[Provided material — start]
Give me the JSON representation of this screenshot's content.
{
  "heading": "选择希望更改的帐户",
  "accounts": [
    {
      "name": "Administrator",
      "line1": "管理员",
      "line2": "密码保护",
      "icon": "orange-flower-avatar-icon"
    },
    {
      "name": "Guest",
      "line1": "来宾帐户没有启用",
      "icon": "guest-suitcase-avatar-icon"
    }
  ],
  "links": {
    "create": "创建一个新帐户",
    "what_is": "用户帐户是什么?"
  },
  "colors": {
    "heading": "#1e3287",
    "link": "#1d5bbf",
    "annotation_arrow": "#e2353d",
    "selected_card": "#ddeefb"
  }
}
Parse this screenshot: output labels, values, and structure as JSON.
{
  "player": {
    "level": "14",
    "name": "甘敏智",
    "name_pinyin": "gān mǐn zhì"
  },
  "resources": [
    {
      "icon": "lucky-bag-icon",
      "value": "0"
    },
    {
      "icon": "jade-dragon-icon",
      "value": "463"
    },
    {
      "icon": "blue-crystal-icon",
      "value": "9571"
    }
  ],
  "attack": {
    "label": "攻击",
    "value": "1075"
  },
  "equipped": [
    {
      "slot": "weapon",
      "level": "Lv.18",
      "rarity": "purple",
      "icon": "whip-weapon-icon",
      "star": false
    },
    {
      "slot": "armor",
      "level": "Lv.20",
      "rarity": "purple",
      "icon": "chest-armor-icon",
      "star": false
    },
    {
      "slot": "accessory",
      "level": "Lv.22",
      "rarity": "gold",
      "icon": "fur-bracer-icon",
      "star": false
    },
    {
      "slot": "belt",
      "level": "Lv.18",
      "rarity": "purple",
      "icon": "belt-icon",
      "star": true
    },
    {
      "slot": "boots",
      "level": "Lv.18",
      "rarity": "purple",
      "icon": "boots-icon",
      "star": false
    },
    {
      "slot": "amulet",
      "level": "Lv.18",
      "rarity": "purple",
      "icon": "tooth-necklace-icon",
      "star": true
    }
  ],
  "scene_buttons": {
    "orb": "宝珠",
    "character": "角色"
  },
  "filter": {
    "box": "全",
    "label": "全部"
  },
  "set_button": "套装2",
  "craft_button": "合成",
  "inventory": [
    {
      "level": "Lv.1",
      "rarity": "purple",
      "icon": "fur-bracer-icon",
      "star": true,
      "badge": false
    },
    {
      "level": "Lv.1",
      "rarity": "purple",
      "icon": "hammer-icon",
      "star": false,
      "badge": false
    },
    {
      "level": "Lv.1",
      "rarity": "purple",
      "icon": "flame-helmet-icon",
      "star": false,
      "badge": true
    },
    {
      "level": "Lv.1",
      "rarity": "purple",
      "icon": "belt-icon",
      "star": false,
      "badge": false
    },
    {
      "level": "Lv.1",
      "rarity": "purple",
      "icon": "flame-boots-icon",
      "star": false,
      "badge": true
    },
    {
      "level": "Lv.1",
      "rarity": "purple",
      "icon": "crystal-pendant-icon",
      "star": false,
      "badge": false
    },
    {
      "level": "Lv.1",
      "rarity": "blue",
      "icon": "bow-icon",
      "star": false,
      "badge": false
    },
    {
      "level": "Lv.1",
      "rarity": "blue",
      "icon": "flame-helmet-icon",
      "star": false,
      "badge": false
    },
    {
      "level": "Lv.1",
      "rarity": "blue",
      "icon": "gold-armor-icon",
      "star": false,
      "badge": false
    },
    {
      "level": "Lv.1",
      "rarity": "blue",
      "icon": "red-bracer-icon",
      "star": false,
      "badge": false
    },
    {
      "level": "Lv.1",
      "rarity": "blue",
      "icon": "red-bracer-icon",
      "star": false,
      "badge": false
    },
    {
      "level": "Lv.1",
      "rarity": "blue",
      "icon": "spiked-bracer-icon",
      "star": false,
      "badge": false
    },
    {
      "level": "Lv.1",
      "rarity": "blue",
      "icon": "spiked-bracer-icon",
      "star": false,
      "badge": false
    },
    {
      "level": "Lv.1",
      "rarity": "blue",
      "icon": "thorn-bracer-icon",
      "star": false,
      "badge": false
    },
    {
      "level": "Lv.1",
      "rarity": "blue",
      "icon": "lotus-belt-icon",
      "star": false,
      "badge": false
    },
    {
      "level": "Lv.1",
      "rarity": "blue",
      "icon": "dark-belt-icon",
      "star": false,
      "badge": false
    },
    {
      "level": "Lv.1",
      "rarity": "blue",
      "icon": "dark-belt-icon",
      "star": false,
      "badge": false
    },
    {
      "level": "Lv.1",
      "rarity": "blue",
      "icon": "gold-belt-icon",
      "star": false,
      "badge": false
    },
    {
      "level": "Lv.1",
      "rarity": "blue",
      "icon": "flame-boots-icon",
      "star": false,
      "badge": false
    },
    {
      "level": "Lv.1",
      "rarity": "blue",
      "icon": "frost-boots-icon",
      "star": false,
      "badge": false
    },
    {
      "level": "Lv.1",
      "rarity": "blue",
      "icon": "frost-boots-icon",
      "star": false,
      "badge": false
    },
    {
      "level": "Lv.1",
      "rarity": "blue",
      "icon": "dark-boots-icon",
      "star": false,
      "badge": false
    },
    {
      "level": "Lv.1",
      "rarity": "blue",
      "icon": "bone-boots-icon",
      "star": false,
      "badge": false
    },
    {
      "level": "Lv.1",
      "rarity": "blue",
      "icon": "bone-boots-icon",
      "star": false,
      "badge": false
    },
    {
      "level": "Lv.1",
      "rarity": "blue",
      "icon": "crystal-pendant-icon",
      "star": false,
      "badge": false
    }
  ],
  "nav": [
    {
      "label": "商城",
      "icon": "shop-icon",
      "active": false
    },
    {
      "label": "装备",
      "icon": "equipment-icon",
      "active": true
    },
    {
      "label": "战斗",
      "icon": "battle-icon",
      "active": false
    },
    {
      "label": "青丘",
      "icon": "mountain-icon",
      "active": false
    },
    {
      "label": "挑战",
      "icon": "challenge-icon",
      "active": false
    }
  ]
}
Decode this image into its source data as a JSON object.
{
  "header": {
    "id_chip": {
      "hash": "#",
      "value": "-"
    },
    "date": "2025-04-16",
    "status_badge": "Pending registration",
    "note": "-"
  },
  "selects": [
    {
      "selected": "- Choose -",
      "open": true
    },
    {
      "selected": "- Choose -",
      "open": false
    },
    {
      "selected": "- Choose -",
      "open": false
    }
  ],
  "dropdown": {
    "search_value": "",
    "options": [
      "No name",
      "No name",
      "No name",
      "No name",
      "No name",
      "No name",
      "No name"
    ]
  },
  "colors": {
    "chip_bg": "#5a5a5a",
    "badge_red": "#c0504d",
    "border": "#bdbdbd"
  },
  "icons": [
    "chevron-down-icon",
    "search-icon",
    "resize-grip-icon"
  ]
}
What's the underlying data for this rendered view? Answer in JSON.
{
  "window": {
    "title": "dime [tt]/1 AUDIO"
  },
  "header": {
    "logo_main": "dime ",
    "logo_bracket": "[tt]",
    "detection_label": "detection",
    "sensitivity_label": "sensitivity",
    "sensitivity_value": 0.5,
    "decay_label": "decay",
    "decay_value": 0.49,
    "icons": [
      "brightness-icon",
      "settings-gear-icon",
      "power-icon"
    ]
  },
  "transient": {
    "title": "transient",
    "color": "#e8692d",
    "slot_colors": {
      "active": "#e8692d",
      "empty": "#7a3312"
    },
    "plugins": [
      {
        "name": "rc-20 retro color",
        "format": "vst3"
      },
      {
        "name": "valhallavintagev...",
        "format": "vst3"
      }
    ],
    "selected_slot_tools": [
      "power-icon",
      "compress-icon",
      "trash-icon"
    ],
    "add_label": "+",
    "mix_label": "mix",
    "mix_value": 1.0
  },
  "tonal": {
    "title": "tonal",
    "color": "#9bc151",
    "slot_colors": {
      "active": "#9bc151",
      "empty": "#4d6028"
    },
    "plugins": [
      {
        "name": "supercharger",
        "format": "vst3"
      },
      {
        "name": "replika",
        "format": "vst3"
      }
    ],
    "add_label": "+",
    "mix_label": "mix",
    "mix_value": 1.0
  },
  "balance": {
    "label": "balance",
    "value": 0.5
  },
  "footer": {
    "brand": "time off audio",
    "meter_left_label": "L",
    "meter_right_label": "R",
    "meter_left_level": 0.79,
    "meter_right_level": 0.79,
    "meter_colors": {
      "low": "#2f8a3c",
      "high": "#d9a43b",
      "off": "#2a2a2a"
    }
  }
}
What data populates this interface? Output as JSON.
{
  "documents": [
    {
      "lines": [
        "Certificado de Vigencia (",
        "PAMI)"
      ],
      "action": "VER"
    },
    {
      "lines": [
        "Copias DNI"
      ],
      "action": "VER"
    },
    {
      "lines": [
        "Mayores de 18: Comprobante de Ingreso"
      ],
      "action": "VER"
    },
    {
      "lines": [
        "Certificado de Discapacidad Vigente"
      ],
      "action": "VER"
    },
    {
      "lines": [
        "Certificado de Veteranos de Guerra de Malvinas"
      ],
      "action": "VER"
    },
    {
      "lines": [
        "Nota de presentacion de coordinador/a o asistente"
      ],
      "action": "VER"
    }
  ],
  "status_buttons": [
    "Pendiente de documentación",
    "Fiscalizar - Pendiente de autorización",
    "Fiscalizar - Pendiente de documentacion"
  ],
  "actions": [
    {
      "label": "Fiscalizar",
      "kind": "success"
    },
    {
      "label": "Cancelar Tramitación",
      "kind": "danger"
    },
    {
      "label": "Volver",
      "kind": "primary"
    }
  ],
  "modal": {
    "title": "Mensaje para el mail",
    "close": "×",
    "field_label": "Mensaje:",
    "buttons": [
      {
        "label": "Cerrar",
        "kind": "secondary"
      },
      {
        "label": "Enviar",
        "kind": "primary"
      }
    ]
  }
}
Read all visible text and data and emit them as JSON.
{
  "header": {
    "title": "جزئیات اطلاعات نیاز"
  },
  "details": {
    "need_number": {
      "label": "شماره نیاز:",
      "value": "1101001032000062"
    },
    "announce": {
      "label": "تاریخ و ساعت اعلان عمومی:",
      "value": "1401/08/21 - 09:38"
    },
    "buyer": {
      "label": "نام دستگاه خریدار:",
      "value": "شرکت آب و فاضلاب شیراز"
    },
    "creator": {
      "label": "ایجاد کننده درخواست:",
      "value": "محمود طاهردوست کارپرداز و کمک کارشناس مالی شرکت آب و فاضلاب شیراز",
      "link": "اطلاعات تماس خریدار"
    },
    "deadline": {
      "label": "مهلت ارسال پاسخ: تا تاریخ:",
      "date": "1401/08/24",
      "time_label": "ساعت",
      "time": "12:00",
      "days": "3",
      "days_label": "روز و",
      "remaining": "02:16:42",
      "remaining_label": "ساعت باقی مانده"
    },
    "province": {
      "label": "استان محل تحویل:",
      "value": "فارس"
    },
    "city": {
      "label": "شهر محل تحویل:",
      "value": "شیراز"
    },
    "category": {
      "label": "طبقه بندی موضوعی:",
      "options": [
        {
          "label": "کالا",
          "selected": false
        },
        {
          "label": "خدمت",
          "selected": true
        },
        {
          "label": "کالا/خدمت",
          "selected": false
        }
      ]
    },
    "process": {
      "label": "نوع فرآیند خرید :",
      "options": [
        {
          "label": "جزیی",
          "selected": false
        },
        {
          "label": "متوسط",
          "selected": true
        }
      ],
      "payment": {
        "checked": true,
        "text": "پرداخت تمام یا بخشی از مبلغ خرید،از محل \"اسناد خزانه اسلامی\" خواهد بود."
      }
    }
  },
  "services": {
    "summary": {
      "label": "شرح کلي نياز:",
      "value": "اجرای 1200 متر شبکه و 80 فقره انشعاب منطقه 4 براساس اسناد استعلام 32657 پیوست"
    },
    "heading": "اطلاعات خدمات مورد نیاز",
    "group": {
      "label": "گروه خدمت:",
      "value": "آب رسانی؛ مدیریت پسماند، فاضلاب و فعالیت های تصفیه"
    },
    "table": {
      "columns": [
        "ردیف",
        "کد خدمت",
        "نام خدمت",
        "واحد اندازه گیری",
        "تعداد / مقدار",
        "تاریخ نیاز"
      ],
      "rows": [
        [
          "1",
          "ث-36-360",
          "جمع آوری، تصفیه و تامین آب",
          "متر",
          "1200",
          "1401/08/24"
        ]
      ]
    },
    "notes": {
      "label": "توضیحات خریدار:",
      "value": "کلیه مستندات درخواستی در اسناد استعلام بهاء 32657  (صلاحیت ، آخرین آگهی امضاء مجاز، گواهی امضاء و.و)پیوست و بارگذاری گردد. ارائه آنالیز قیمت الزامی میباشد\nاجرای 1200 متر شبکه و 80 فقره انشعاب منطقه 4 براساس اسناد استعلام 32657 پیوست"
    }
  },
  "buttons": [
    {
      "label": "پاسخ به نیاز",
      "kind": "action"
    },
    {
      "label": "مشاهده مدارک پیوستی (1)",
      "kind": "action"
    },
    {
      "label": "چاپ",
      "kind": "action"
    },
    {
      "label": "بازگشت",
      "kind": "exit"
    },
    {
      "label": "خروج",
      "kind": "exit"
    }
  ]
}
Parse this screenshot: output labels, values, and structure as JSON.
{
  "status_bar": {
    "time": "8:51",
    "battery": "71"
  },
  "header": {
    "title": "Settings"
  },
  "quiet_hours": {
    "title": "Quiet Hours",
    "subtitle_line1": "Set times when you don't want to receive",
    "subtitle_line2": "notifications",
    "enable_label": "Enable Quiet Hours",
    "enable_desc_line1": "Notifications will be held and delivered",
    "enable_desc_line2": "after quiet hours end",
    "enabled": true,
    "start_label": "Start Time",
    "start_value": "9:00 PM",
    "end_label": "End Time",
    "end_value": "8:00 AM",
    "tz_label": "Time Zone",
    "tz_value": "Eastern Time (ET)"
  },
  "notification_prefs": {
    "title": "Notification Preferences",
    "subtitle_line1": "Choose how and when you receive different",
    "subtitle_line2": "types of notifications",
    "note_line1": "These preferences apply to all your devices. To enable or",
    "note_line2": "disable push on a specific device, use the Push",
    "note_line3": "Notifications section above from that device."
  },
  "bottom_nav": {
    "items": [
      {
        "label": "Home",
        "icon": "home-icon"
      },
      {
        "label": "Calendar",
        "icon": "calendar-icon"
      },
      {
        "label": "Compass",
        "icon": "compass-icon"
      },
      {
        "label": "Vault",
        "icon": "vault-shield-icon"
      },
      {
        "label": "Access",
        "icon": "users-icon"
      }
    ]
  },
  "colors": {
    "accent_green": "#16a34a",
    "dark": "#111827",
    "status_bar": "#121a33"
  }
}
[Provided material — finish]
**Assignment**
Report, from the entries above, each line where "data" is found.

**Reply**
Decode this image into its source data as a JSON object.
What's the underlying data for this rendered view? Answer in JSON.
What data populates this interface? Output as JSON.
Read all visible text and data and emit them as JSON.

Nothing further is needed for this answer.